After competing on vault (14th), floor exercise (18th) and rings (27th) in his Olympic debut last summer, the North Vancouver, B.C., native earned gold medals in the rings and floor exercise at the Canadian championships in May. After quitting the sport in high school, Morgan, 28, won two gold medals and four overall at the 2014 Commonwealth Games.
The North Vancouver, B.C., native enters the world championships with confidence after capturing gold on the parallel bars and high bar at the Canadian championships. It was an impressive showing, considering Payne has overcome a torn Achilles tendon in 2015 and left the sport in 2012 for two years to complete his Morman mission in South Korea.
Jackson Payne of North Vancouver, B.C., overcame a torn Achilles tendon in 2015 to win gold on parallel bars and high bar at the Canadian championships earlier this year. (Timothy A. Clary/AFP/Getty Images/File)
The men’s team also features Rene Cournoyer of Repentigny, Que., Kevin Lytwyn of Burlington, Ont., and Thierry Pellerin of Levis, Que.
5 international athletes to watch
The Romanian, who won gold on vault at the worlds in 2005, will be looking to reach the top of the podium in Montreal after finishing second in 2015. At 35, Dragulescu came out of retirement for the 2016 Rio Olympics and finished fourth in the vault. Along with eight world titles split evenly between the floor exercise and vault, he has a move named after him — the Dragulescu vault.
The 28-year-old has remained undefeated on the international scene for nearly nine years, having won seven Olympic and 19 world medals, and will try to win a seventh consecutive world championship. The first gymnast since 1972 to win two straight all-around Olympic titles, “King Kohei” is also known for being dinged with $ 4,900 US in roaming charges for playing Pokemon Go in Brazil ahead of last year’s Rio Olympics.
Japan’s Kohei Uchimura, who has won seven Olympic medals and 19 world medals, will try for a seventh straight world title this week in Montreal. (Koki Nagahama/Getty Images)
The double Olympic champion from Great Britain returns to international action after taking a break in May to prepare for the world championships. Whitlock, 24, will attempt to defend his title in Montreal after winning gold on the pommel horse two years ago.
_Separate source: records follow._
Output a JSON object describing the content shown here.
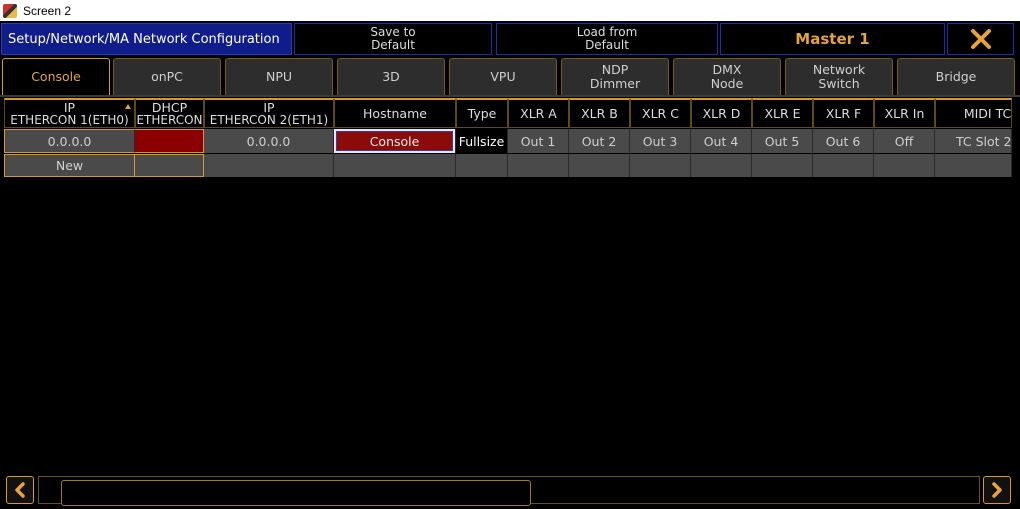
{
  "window": {
    "title": "Screen 2"
  },
  "header": {
    "path": "Setup/Network/MA Network Configuration",
    "save_line1": "Save to",
    "save_line2": "Default",
    "load_line1": "Load from",
    "load_line2": "Default",
    "master": "Master 1",
    "close_icon": "close-x-icon"
  },
  "tabs": [
    {
      "line1": "Console",
      "line2": "",
      "active": true
    },
    {
      "line1": "onPC",
      "line2": ""
    },
    {
      "line1": "NPU",
      "line2": ""
    },
    {
      "line1": "3D",
      "line2": ""
    },
    {
      "line1": "VPU",
      "line2": ""
    },
    {
      "line1": "NDP",
      "line2": "Dimmer"
    },
    {
      "line1": "DMX",
      "line2": "Node"
    },
    {
      "line1": "Network",
      "line2": "Switch"
    },
    {
      "line1": "Bridge",
      "line2": ""
    }
  ],
  "table": {
    "columns": [
      {
        "line1": "IP",
        "line2": "ETHERCON 1(ETH0)"
      },
      {
        "line1": "DHCP",
        "line2": "ETHERCON"
      },
      {
        "line1": "IP",
        "line2": "ETHERCON 2(ETH1)"
      },
      {
        "line1": "Hostname",
        "line2": ""
      },
      {
        "line1": "Type",
        "line2": ""
      },
      {
        "line1": "XLR A",
        "line2": ""
      },
      {
        "line1": "XLR B",
        "line2": ""
      },
      {
        "line1": "XLR C",
        "line2": ""
      },
      {
        "line1": "XLR D",
        "line2": ""
      },
      {
        "line1": "XLR E",
        "line2": ""
      },
      {
        "line1": "XLR F",
        "line2": ""
      },
      {
        "line1": "XLR In",
        "line2": ""
      },
      {
        "line1": "MIDI TC",
        "line2": ""
      }
    ],
    "rows": [
      [
        "0.0.0.0",
        "",
        "0.0.0.0",
        "Console",
        "Fullsize",
        "Out 1",
        "Out 2",
        "Out 3",
        "Out 4",
        "Out 5",
        "Out 6",
        "Off",
        "TC Slot 2"
      ],
      [
        "New",
        "",
        "",
        "",
        "",
        "",
        "",
        "",
        "",
        "",
        "",
        "",
        ""
      ]
    ]
  },
  "colors": {
    "accent": "#e7a33c",
    "header_blue": "#101c8a",
    "dhcp_red": "#8b0000",
    "hostname_red": "#8b0a0a"
  },
  "scroll": {
    "left_icon": "chevron-left-icon",
    "right_icon": "chevron-right-icon"
  }
}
In 2016, Whitlock became Britain’s first Olympic gymnastics champion (floor exercise and pommel horse) and its first in 108 years to win an all-around medal (bronze).
Lordache, 21, is looking to add to an outstanding season in Montreal after winning a bronze medal at the European Championships, all-around gold at the World University Games and two medals at the World Cup Challenge in Paris — gold on the balance beam and silver on the ground. The Romanian earned all-around silver at the 2014 world championships.
At 42, the mother of a teenaged son will represent Uzbekistan in Montreal, looking to build on her 11 world championship medals. A vault specialist, Chusovitina became the oldest gymnast to compete at an Olympics last year in Rio (41 years, two months) and is the only female gymnast to compete at seven Summer Games. Fans should prepare to see the Vault of Death — front handspring onto the horse and two-and-a-half front somersaults off.
Biles among missing U.S. Olympic trio
American Simone Biles, who hasn’t competed since winning four gold medals and a bronze at last year’s Rio Olympics, will not attempt to win a fourth consecutive world all-around championship. Teammates Aly Raisman and Gabby Douglas also won’t compete. Raisman won all-around silver in Rio while Douglas, the 2012 Olympic all-around gold medallist, failed to qualify for the final.
Leading the U.S. team in Montreal is 2017 U.S. all-around champion Ragan Smith, Morgan Hurd, Jade Carey and Ashton Locklear.